Steve Sharkey: I would like to agree with Colleen on this one though, that an FCC-run auction make sense here, right? There’s a reason that they take some time, it is not just the auction structure that they deal with, they end up getting into competitive issues, whether it’s bidding credits, license sizes, payment requirements, plans and timing can all impact the auction and the competitive nature of that auction. One of the things that takes time, is parties going back to the FCC and fighting hard on a lot of those issues. You lose all of that regulatory oversight by just going and outsourcing the auction process to a third party.

Scott Wallsten: Is all of this the result of poorly defined property rights? T-Mobile and every wireless carrier is involved in lots of secondary trades in both directions, presumably, and we obviously don’t have this kind of a debate over every sale. Is that the root of the controversy or is there something else?

Steve Sharkey: We do a lot of secondary transactions and if the C-Band Alliance was trying to sell something that they owned, I think there’ll be no controversy here, right? The fact is they’re trying to sell something that they don’t own, that don’t exist right now, which is mobile broadband rights to this spectrum.

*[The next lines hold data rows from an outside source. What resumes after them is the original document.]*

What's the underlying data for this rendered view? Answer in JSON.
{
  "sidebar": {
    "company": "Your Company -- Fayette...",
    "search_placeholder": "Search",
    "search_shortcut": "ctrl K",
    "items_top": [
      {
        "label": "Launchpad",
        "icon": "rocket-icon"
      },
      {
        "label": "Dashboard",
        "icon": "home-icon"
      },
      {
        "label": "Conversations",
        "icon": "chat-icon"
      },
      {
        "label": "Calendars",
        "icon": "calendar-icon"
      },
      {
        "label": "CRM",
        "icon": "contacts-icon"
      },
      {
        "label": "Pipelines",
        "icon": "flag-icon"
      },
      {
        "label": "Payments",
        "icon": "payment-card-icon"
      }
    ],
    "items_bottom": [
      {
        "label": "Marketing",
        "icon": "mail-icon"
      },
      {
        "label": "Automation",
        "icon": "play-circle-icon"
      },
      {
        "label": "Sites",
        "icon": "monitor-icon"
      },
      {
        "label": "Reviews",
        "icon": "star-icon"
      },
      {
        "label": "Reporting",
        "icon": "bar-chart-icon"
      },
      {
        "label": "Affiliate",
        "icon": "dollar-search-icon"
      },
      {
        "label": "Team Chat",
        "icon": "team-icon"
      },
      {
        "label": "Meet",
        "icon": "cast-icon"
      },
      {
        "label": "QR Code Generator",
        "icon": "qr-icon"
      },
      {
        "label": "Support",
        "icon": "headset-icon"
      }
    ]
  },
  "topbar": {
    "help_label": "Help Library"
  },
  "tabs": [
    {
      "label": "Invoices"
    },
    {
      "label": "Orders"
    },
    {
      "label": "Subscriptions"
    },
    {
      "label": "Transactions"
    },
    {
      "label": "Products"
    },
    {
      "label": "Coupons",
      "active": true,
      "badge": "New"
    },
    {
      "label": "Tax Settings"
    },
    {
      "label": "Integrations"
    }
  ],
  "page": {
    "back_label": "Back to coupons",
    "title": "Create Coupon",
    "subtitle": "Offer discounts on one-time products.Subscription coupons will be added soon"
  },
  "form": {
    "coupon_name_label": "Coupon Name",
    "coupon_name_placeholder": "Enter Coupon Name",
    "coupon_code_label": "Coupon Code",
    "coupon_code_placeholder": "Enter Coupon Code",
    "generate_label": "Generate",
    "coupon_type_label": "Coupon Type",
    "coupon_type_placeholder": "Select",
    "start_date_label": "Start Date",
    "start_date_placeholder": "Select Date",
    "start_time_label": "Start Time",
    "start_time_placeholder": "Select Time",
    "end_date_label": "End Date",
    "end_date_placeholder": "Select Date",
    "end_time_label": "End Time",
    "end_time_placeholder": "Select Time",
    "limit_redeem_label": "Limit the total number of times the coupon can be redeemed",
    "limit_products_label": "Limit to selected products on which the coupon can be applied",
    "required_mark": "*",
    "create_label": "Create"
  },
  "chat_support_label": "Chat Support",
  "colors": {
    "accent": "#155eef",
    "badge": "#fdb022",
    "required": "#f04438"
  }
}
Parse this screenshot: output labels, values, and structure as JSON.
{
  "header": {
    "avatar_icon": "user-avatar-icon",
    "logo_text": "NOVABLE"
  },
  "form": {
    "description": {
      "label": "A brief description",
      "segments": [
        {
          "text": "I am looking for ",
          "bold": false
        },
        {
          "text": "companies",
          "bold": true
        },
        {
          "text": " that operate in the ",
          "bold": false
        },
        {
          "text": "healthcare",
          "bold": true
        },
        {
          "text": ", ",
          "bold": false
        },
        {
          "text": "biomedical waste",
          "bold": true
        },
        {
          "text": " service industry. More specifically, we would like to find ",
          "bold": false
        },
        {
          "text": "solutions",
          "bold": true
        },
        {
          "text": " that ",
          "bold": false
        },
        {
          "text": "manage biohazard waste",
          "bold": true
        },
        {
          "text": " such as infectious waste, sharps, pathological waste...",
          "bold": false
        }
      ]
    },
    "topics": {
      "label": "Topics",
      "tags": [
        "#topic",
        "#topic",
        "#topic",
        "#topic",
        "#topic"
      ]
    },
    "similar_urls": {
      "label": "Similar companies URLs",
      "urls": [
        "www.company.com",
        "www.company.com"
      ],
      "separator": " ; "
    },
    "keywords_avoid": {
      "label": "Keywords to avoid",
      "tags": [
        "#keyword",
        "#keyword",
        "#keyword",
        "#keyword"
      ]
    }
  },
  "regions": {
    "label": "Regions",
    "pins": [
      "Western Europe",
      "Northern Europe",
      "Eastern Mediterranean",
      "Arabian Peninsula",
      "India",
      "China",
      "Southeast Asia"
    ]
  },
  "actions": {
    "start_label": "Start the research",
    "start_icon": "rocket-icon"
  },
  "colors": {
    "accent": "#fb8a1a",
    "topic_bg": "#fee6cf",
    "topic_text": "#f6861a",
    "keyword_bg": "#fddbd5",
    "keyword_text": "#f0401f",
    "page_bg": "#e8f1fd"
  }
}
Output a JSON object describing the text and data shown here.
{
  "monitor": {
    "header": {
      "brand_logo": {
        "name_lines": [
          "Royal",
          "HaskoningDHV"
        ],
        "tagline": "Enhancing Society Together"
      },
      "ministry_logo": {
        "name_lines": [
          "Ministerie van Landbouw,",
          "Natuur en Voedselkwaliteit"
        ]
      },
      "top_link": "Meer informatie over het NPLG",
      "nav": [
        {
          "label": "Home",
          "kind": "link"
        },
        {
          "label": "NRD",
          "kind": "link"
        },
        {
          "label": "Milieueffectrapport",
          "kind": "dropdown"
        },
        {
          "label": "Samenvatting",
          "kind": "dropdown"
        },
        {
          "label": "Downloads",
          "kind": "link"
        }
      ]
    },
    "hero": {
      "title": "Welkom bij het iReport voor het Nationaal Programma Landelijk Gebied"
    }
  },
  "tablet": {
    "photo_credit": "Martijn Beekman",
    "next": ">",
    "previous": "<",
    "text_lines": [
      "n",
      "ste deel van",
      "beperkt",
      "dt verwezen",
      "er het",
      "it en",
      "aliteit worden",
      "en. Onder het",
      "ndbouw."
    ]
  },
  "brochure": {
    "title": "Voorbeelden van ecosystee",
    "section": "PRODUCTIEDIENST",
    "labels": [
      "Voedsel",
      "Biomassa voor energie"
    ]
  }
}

Right now it’s a satellite band and that’s what they’ve got licenses for and what they’re trying to sell is mobile terrestrial rights. So that’s what separates this from a normal secondary market transactions.

Question: It seems as though 300 megahertz seems to be the magic number. If the sale did stay on the private side, the CBA would run with this on the whole spectrum, is there any conversation or ability to go to some of these organizations privately and try to have them clear the CBA share proceeds with them? If you didn’t deal with the FCC at all and you just keep this private, why hasn’t there been more discussion with earth stations? I’m sort of hearing they’re not willing to do it, it hasn’t been approached? Why can’t that be in place to gets more stuff?

Peter Pitsch: So in the first 200 megahertz, basically the earth station folks just have to show up, right? They’re going to get a filter installed, at our expense, and they will be kept whole. Your question though is a good one because for spectrum beyond the initial 200 and particularly if you were to use compression technology for example to solve the problem then, the earth station folks, the content folks, would be much more intrusive. Then there would be a bunch of stronger reason for an incentive situation to be developed there. But the point we’re making now is, we’re keeping those existing customers, including earth station folks completely whole. I’m not going to put words in Patrick’s mouth, but certainly in dealing with the content companies and they’re on record, they’ve made very detailed requests and others have. We basically have said yes to all of them.

Question: Steve, why do you think that the FCC incentive auction would yield more than 180 or 200 megahertz? Lots of the FCC auctions yielded less than originally anticipated?

Steve Sharkey: Because when you look at how relatively expensive it is to move these systems to something like fiber versus the value of that spectrum, and those earth stations recouping their money, then we think we’ll create a lot more than 180 and potentially up to the full 500.

When you look at the value and certainly you would want to put the value on what we would say the spectrum is worth, but there are a range of estimates for $40 billion and up for this spectrum. It’s a lot of money. When you look at the costs of $1 billion to run fiber to all these earth stations, that goes a long the way.